═══ DATA EXTRACTS ═══

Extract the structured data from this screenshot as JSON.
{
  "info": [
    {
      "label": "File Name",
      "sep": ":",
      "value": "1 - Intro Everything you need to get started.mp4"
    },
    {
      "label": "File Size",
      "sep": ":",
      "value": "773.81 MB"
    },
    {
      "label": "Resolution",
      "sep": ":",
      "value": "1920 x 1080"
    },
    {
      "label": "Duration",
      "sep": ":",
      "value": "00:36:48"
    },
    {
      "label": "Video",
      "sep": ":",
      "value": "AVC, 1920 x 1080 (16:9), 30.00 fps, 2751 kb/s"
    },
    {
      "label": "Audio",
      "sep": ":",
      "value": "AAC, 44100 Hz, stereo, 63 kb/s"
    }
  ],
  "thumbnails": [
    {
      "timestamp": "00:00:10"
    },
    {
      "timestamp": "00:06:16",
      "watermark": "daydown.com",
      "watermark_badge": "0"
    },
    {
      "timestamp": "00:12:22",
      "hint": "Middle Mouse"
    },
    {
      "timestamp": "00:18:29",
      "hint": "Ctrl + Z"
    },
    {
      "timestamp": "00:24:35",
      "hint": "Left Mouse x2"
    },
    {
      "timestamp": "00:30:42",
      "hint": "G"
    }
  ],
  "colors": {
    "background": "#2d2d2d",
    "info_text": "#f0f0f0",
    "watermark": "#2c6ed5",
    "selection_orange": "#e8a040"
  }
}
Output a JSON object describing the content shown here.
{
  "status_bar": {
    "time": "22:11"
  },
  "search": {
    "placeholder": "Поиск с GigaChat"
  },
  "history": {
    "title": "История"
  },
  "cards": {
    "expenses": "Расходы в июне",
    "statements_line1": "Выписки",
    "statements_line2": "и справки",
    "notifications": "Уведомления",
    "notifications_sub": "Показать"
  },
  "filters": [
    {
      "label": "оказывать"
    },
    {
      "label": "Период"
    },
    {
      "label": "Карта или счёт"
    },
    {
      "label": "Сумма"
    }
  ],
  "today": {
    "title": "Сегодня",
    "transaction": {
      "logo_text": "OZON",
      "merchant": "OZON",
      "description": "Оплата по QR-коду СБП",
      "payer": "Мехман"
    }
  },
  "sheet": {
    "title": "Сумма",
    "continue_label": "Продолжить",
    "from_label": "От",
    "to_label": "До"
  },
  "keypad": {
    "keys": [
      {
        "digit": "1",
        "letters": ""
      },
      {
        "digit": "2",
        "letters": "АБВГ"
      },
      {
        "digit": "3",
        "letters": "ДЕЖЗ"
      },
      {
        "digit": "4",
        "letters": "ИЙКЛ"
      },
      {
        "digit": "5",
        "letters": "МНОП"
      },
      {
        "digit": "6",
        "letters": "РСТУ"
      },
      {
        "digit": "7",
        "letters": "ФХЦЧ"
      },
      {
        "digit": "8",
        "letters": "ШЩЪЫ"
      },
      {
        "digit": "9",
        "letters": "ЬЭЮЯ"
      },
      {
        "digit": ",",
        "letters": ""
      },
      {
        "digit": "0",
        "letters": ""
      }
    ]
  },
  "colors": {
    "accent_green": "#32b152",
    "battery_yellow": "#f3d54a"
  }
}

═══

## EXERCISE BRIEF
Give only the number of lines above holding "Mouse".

## EXERCISE RESPONSE
2